1. Purchase a shoe made for walking. Make sure that the shoe has sufficient stability and support. If you can fold the shoe in half, it’s too flexible. Make sure that the shoe has enough space at the feet and is fitted nicely at the heel.
2. Start on flat surfaces. Don’t start a walking program walking on hills or stairs.
3. Start with a brief distance. Stick with that distance for a week. If you are pain free and injury free, increase the distance that the next week.
4. Start with an easy pace. Increase your pace gradually.
5. Choose soft surfaces. Walking on a track or a trail will decrease the impact on your toes and legs. Cement can be a particularly hard surface to walk on.
6. Limit your time on the treadmill. Treadmills can result in the development of foot issues. Start with the treadmill flat and at a slow pace. Gradually increase your pace each week. Increase the incline after you have reached a comfortable pace.
7. Stop if you feel foot or ankle pain. Don’t attempt to walk through the pain.
8. Examine your feet. Look areas of rub or irritation the first couple weeks of your walking program and then again after attempting new socks or shoes. Moleskin can be placed on areas of irritation to help decrease friction. Don’t use bandaids on such areas.
9. Consider wearing orthotics. Individuals with flat feet may need inserts for their sneakers. When buying inserts, start looking for game othotics, as opposed to cushioned insoles. A more rigid insert provides additional support. Custom made orthotics can be made by a podiatrist if necessary.

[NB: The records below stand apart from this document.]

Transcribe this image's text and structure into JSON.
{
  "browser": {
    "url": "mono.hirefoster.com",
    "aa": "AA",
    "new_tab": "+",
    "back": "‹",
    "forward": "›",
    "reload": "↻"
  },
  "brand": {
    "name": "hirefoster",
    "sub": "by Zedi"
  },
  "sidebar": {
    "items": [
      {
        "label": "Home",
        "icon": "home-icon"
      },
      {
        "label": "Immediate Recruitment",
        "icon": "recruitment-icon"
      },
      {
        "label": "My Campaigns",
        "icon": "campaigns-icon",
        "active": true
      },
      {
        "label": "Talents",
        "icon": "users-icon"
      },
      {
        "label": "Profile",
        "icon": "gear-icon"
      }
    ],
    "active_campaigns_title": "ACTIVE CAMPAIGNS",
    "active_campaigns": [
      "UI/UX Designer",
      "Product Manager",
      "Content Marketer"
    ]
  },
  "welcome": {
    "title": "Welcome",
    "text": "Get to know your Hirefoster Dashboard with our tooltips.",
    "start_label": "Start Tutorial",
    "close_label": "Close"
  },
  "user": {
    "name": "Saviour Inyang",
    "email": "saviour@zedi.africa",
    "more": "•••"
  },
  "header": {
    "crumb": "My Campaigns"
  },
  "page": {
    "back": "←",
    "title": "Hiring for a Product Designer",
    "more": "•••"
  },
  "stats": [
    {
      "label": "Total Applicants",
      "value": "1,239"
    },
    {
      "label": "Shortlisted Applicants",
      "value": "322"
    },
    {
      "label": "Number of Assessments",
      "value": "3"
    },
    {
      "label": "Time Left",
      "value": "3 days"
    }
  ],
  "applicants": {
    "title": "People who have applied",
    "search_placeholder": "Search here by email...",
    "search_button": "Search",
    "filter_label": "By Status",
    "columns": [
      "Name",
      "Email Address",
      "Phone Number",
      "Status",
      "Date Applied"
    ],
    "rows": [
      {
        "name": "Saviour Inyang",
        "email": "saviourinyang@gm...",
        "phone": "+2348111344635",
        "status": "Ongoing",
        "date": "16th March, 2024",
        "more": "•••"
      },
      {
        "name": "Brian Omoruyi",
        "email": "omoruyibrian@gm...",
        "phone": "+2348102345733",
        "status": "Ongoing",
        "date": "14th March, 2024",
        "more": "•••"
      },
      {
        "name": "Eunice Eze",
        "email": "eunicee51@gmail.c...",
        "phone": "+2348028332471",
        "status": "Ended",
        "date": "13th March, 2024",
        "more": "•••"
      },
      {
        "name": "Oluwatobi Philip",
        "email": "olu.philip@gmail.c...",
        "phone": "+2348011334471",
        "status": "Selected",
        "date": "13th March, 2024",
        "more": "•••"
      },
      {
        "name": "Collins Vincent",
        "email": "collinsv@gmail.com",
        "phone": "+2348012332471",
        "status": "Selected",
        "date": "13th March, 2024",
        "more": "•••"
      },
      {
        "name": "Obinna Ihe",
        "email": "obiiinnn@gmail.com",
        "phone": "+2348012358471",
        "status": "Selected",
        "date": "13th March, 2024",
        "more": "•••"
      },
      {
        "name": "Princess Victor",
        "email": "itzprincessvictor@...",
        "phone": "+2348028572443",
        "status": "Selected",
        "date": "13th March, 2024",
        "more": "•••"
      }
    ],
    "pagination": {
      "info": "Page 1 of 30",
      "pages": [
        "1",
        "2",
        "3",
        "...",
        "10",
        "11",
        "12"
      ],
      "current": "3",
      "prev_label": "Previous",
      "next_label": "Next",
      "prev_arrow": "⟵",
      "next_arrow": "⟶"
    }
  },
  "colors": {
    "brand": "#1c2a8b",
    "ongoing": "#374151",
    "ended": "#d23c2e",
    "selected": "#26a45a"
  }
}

10. Avoid cotton socks. Synthetic socks decrease friction, prevent excess rubbing and do not absorb moisture. Your local running shop or sports shop should carry a variety of new high tech socks for walking.

Consult your podiatrist if you start to come up with pain when walking, or consider a visit before embarking on your new walking program.